The lilac-crowned parrot (Amazona finschi) is an endemic species restricted to lowlands of the Mexican Pacific coast and is currently considered as endangered. It has been documented that it shows altitudinal and seasonal migrations along its distributional range, suggesting that its ecological and temporal distribution is still uncertain. We modeled the potential distribution of the A. finschi considering the two main activity seasons for the species: reproductive and non-reproductive. We used 428 historical occurrences (1882-2014), obtained from open access databases, combined with five environmental layers: three climatic and two topographic for each season, to perform ecological niche models using Maxent. We then transferred each model to the rest of the months to analyze the seasonal movements guided by climate. Differences in ecological variables between seasons were evaluated using a t-test. The geographic correspondence among the parrot distribution and the resources (plants) distributionswere analyzed by superimposing maps. A marked seasonality in the distribution of A. finschi was observed. Ecologically, the species displays greater amplitude during the breeding seasons in terms of minimum temperature, but a noticeable reduction as far as precipitation is concerned. The distribution of food and nesting resources largely corresponds to the distribution of this parrot. There is a wide area in the center of the geographical distribution in which the species finds conditions that meet both periods of activity, as well as transition conditions between these periods. Finally, our results on the seasonal variation in the geographical and ecological distribution of this species, possess a strong ecological meaning in the understanding of other species distribution, particularly those associated with highly seasonal environments, and definitively will contribute to the conservation of this species. 

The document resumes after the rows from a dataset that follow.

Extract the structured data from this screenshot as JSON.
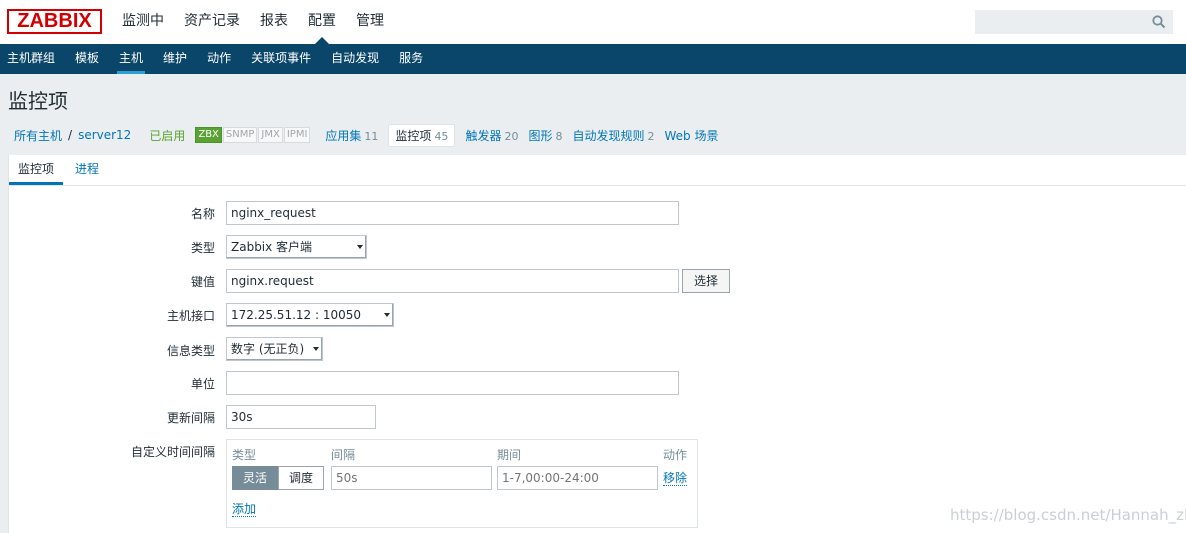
{
  "header": {
    "logo": "ZABBIX",
    "menu": [
      "监测中",
      "资产记录",
      "报表",
      "配置",
      "管理"
    ],
    "active_menu": "配置",
    "search_value": ""
  },
  "submenu": {
    "items": [
      "主机群组",
      "模板",
      "主机",
      "维护",
      "动作",
      "关联项事件",
      "自动发现",
      "服务"
    ],
    "active": "主机"
  },
  "page_title": "监控项",
  "breadcrumb": {
    "all_hosts": "所有主机",
    "separator": "/",
    "host": "server12",
    "status": "已启用",
    "availability": [
      "ZBX",
      "SNMP",
      "JMX",
      "IPMI"
    ],
    "links": [
      {
        "label": "应用集",
        "count": "11"
      },
      {
        "label": "监控项",
        "count": "45"
      },
      {
        "label": "触发器",
        "count": "20"
      },
      {
        "label": "图形",
        "count": "8"
      },
      {
        "label": "自动发现规则",
        "count": "2"
      },
      {
        "label": "Web 场景",
        "count": ""
      }
    ]
  },
  "tabs": [
    "监控项",
    "进程"
  ],
  "form": {
    "name_label": "名称",
    "name_value": "nginx_request",
    "type_label": "类型",
    "type_value": "Zabbix 客户端",
    "key_label": "键值",
    "key_value": "nginx.request",
    "key_select_button": "选择",
    "interface_label": "主机接口",
    "interface_value": "172.25.51.12 : 10050",
    "info_type_label": "信息类型",
    "info_type_value": "数字 (无正负)",
    "units_label": "单位",
    "units_value": "",
    "update_label": "更新间隔",
    "update_value": "30s",
    "custom_label": "自定义时间间隔",
    "custom": {
      "col_type": "类型",
      "col_interval": "间隔",
      "col_period": "期间",
      "col_action": "动作",
      "seg_flexible": "灵活",
      "seg_scheduling": "调度",
      "interval_placeholder": "50s",
      "period_placeholder": "1-7,00:00-24:00",
      "remove_label": "移除",
      "add_label": "添加"
    }
  },
  "watermark": "https://blog.csdn.net/Hannah_zh",
  "colors": {
    "brand": "#d40000",
    "nav": "#0a466a",
    "link": "#0275b8",
    "enabled": "#59a333"
  }
}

Keywords: breeding season, modelling, ecological niche, endangered, nest, diet, coexistence.